cepnot4me

join:2013-10-29
Severn Bridge, ON
kudos:1
Reviews:
·TekSavvy DSL

When you sign up for Rogers Hi speed you are provided with a registration key and registration number. The key is your account number the registration number is a specific part of your phone number.

So you sign up for a Rogers Internet account, but you have your Hotmail or Gmail, what do you do with that registration info?

Nothing.

It just sits there waiting to be activated.

Your bill comes, and goes into the recycle box, trash etc. If you know what information you need, you can look at any Rogers bill and then use the info to create a Rogers.com email account.

Since the actual Rogers account holder never did anything with the info, they have no way of knowing their account has 5 email addresses registered under it. The only way they would know is if they decided to try to register an email account with the info someone else has registered.

Now doing this is easier, faster and more likely to succeed than hacking a actual Rogers.com users account.

As far as sending it from the hospital server, I don't know. I'm only talking in regards to the return email being an active Rogers.com email address.

To be honest, it's not too far fetched to even say this spammer actually registered a scam account with his own @rogers.com account. Rogers doesn't aggressively watch or notice if their rogers.com accounts are spamming. Unless, it's sending thousands of emails in one shot.

So it would make sense to hack the hospitals outgoing, but receive responses to the rogers.com.



r for roger

@206.47.249.x

spammers typically DONT CARE if the rogers email in their spam is a working one or not, thats why its called spam for a reason

Expand your moderator at work


sm5w2

join:2004-10-13
St Thomas, ON
reply to r for roger

Re: How easy is it to create "rogers.com" address for spam

> spammers typically DONT CARE if the rogers email in their
> spam is a working one or not

Fraud spam requires that the spammer establish a 2-way communications channel with the recipient. That means the e-mail given in the spam MUST work. So yes, in this case the spammer DOES care if the email address is working.
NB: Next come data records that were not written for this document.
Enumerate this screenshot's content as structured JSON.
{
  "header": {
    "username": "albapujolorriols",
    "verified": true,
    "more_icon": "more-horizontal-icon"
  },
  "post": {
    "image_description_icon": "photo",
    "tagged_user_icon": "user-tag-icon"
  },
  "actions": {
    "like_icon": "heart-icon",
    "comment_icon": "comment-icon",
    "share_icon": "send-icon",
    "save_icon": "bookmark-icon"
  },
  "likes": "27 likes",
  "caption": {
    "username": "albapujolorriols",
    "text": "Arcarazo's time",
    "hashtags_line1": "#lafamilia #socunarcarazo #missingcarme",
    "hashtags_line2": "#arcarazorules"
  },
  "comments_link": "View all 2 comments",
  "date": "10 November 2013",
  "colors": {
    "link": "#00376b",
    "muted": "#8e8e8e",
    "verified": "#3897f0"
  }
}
And in fact the rogers account ja33@rogers.com did work - as repeatedly explained in this thread.



sm5w2

join:2004-10-13
St Thomas, ON
reply to cepnot4me

cepnot4me writes:
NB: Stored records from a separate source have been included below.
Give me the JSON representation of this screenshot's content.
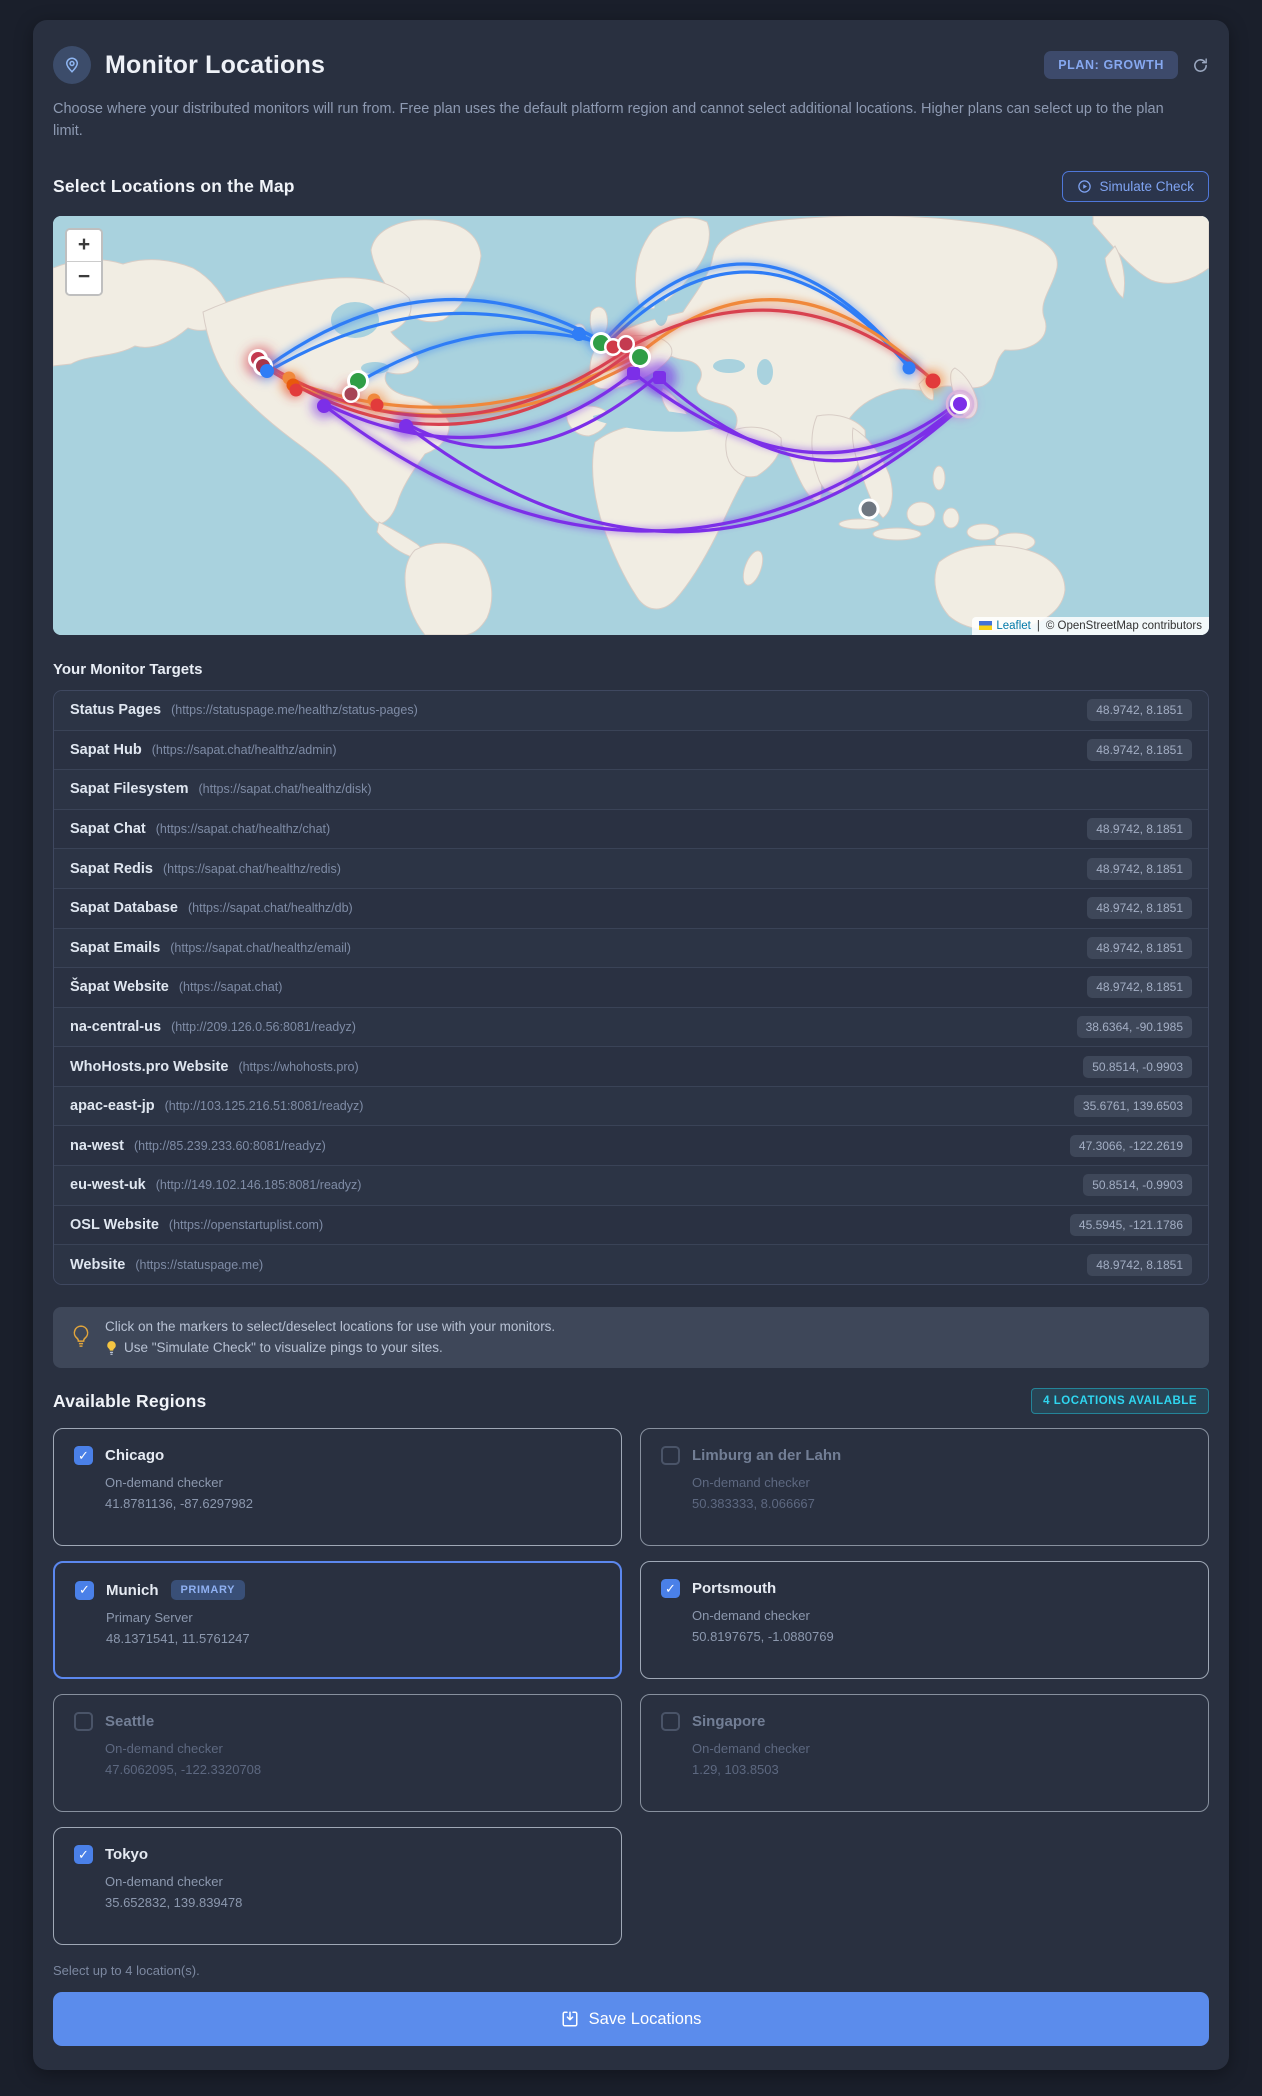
{
  "header": {
    "title": "Monitor Locations",
    "plan_badge": "PLAN: GROWTH",
    "description": "Choose where your distributed monitors will run from. Free plan uses the default platform region and cannot select additional locations. Higher plans can select up to the plan limit."
  },
  "map_section": {
    "heading": "Select Locations on the Map",
    "simulate_button": "Simulate Check",
    "zoom_in": "+",
    "zoom_out": "−",
    "attribution": {
      "leaflet": "Leaflet",
      "separator": "|",
      "osm": "© OpenStreetMap contributors"
    }
  },
  "targets": {
    "heading": "Your Monitor Targets",
    "rows": [
      {
        "name": "Status Pages",
        "url": "(https://statuspage.me/healthz/status-pages)",
        "coords": "48.9742, 8.1851"
      },
      {
        "name": "Sapat Hub",
        "url": "(https://sapat.chat/healthz/admin)",
        "coords": "48.9742, 8.1851"
      },
      {
        "name": "Sapat Filesystem",
        "url": "(https://sapat.chat/healthz/disk)",
        "coords": ""
      },
      {
        "name": "Sapat Chat",
        "url": "(https://sapat.chat/healthz/chat)",
        "coords": "48.9742, 8.1851"
      },
      {
        "name": "Sapat Redis",
        "url": "(https://sapat.chat/healthz/redis)",
        "coords": "48.9742, 8.1851"
      },
      {
        "name": "Sapat Database",
        "url": "(https://sapat.chat/healthz/db)",
        "coords": "48.9742, 8.1851"
      },
      {
        "name": "Sapat Emails",
        "url": "(https://sapat.chat/healthz/email)",
        "coords": "48.9742, 8.1851"
      },
      {
        "name": "Šapat Website",
        "url": "(https://sapat.chat)",
        "coords": "48.9742, 8.1851"
      },
      {
        "name": "na-central-us",
        "url": "(http://209.126.0.56:8081/readyz)",
        "coords": "38.6364, -90.1985"
      },
      {
        "name": "WhoHosts.pro Website",
        "url": "(https://whohosts.pro)",
        "coords": "50.8514, -0.9903"
      },
      {
        "name": "apac-east-jp",
        "url": "(http://103.125.216.51:8081/readyz)",
        "coords": "35.6761, 139.6503"
      },
      {
        "name": "na-west",
        "url": "(http://85.239.233.60:8081/readyz)",
        "coords": "47.3066, -122.2619"
      },
      {
        "name": "eu-west-uk",
        "url": "(http://149.102.146.185:8081/readyz)",
        "coords": "50.8514, -0.9903"
      },
      {
        "name": "OSL Website",
        "url": "(https://openstartuplist.com)",
        "coords": "45.5945, -121.1786"
      },
      {
        "name": "Website",
        "url": "(https://statuspage.me)",
        "coords": "48.9742, 8.1851"
      }
    ]
  },
  "tip": {
    "line1": "Click on the markers to select/deselect locations for use with your monitors.",
    "line2": "Use \"Simulate Check\" to visualize pings to your sites."
  },
  "regions": {
    "heading": "Available Regions",
    "badge": "4 LOCATIONS AVAILABLE",
    "cards": [
      {
        "name": "Chicago",
        "type": "On-demand checker",
        "coords": "41.8781136, -87.6297982",
        "checked": true
      },
      {
        "name": "Limburg an der Lahn",
        "type": "On-demand checker",
        "coords": "50.383333, 8.066667",
        "checked": false
      },
      {
        "name": "Munich",
        "badge": "PRIMARY",
        "type": "Primary Server",
        "coords": "48.1371541, 11.5761247",
        "checked": true
      },
      {
        "name": "Portsmouth",
        "type": "On-demand checker",
        "coords": "50.8197675, -1.0880769",
        "checked": true
      },
      {
        "name": "Seattle",
        "type": "On-demand checker",
        "coords": "47.6062095, -122.3320708",
        "checked": false
      },
      {
        "name": "Singapore",
        "type": "On-demand checker",
        "coords": "1.29, 103.8503",
        "checked": false
      },
      {
        "name": "Tokyo",
        "type": "On-demand checker",
        "coords": "35.652832, 139.839478",
        "checked": true
      }
    ],
    "limit_note": "Select up to 4 location(s)."
  },
  "save_button": "Save Locations",
  "icons": {
    "check_glyph": "✓"
  },
  "accent_colors": {
    "primary_blue": "#5b8cec",
    "badge_blue_text": "#86a8f0",
    "cyan_badge": "#2fd6f0",
    "arc_blue": "#2f7df6",
    "arc_orange": "#f0883b",
    "arc_crimson": "#d8414f",
    "arc_purple": "#7c2fe8",
    "map_land": "#f1ede3",
    "map_water": "#a9d2de"
  }
}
(explains how Rogers customers who have existing email with someone else can sometimes never activate their assigned primary @rogers.com account)
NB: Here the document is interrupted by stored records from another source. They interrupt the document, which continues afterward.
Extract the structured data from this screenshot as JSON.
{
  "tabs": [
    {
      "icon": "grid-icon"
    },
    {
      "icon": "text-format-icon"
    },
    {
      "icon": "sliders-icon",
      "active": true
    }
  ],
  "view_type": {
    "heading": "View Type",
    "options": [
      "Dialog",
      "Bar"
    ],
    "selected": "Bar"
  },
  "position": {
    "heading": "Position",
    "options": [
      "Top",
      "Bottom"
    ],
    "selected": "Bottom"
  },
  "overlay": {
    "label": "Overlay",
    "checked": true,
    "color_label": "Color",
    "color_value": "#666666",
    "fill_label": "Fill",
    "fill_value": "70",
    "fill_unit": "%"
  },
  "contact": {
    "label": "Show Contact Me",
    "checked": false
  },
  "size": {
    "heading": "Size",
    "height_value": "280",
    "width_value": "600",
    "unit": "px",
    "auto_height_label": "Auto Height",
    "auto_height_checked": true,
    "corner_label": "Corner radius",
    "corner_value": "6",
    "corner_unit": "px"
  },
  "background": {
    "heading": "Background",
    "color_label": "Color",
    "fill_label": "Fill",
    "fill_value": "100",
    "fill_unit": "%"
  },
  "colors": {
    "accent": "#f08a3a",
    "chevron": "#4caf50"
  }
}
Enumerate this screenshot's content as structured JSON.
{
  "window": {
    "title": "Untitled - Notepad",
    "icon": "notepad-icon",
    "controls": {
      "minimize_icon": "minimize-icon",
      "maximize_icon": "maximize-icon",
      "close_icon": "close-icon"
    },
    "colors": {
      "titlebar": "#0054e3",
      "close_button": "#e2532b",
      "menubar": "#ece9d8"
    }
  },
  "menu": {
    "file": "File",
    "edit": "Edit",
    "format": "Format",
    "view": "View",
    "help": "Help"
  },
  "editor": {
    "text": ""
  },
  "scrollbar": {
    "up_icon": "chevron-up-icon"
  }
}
> Your bill comes, and goes into the recycle box, trash etc.
> If you know what information you need, you can look at
> any Rogers bill and then use the info to create a
> Rogers.com email account.

You've just lost all credibility if you propose that hackers activate @rogers.com accounts by picking through people's garbage looking for tossed-out Rogers invoices. The ergonomics and logistics of using that method on a commercial, organized scale is beyond crazy.

Expand your moderator at work

System
reply to sm5w2

This topic has been closed. Reason: run its course